(Element data from apps and pages)
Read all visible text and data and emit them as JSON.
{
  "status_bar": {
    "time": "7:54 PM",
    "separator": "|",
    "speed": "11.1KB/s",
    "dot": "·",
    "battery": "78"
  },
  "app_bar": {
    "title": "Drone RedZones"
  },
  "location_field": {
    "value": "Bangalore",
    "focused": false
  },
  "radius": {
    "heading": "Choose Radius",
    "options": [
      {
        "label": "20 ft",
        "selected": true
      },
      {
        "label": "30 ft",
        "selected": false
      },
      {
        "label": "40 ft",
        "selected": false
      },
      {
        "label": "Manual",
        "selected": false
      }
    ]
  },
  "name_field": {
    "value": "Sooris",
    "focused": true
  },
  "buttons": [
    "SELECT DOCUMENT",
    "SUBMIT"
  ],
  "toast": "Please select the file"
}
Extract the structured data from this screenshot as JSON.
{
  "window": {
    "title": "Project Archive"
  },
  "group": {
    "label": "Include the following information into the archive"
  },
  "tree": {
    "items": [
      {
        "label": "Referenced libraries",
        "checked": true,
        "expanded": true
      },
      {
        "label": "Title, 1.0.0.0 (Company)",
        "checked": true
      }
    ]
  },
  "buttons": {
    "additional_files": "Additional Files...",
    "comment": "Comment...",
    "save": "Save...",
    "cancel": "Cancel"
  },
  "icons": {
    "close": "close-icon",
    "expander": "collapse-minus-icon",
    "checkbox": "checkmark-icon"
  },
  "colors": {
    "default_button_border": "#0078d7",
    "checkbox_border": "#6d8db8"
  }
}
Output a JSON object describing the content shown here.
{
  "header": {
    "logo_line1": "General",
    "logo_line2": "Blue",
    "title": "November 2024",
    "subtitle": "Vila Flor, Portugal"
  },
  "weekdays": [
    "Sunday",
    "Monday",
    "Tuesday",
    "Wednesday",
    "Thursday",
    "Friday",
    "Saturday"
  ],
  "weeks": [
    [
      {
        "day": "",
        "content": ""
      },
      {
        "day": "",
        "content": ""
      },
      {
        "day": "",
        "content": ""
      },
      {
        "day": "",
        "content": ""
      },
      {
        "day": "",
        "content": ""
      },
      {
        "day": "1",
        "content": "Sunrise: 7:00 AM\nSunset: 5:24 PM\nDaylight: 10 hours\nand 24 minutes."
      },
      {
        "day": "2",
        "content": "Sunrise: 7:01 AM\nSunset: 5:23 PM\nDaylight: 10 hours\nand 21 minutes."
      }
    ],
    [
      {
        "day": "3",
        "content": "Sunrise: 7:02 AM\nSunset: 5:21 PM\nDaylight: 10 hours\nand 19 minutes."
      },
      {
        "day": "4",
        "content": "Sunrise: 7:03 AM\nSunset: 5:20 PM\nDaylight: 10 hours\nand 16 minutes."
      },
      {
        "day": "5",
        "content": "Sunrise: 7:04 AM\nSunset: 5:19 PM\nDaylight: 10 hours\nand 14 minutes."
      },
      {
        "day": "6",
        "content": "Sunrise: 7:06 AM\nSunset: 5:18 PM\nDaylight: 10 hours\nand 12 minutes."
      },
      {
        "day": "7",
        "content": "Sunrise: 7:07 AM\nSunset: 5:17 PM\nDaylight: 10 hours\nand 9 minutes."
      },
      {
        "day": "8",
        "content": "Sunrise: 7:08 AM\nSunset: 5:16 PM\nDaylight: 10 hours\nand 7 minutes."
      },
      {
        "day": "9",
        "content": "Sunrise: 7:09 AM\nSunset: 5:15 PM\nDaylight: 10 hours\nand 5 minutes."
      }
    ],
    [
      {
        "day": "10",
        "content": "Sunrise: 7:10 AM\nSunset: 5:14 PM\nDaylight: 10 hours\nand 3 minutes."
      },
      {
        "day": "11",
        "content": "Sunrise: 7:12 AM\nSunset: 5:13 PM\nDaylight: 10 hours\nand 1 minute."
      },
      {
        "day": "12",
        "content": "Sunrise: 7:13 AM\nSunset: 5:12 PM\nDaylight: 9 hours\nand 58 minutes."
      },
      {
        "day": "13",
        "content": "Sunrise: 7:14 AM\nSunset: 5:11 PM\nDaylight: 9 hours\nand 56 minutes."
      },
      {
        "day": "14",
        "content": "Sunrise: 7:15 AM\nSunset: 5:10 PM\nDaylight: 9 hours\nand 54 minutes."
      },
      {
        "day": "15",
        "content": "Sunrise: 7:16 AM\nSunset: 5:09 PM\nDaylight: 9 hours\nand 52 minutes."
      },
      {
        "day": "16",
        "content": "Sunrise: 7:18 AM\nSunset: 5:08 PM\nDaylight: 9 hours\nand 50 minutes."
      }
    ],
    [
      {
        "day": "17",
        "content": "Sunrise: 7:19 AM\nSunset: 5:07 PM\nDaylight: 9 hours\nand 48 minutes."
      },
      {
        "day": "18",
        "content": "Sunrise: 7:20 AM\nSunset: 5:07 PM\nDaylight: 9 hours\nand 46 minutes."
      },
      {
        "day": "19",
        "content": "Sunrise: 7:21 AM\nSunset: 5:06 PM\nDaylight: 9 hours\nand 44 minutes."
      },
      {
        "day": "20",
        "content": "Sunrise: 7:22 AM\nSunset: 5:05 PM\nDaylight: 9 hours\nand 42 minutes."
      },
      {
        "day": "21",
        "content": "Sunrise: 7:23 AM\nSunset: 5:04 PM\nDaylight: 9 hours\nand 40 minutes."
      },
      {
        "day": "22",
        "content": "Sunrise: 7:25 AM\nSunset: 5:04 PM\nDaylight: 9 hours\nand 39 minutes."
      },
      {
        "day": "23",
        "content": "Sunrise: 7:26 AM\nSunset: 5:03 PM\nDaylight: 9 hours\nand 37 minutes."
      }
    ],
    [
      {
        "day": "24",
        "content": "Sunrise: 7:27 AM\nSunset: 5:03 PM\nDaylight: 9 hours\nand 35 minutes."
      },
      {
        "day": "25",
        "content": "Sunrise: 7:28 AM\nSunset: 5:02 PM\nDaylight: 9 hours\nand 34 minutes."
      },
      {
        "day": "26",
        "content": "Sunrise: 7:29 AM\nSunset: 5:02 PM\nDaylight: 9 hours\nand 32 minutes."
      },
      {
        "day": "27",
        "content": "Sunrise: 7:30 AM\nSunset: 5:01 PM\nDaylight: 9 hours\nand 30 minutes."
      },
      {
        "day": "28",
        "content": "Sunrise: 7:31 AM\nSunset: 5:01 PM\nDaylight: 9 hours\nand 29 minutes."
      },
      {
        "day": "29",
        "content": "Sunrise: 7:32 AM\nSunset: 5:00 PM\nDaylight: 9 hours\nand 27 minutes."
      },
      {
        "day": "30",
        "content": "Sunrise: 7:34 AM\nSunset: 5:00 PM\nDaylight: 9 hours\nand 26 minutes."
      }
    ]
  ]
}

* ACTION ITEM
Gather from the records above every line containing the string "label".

* RESULT FOR THIS EXERCISE
        "label": "20 ft",
        "label": "30 ft",
        "label": "40 ft",
        "label": "Manual",
    "label": "Include the following information into the archive"
        "label": "Referenced libraries",
        "label": "Title, 1.0.0.0 (Company)",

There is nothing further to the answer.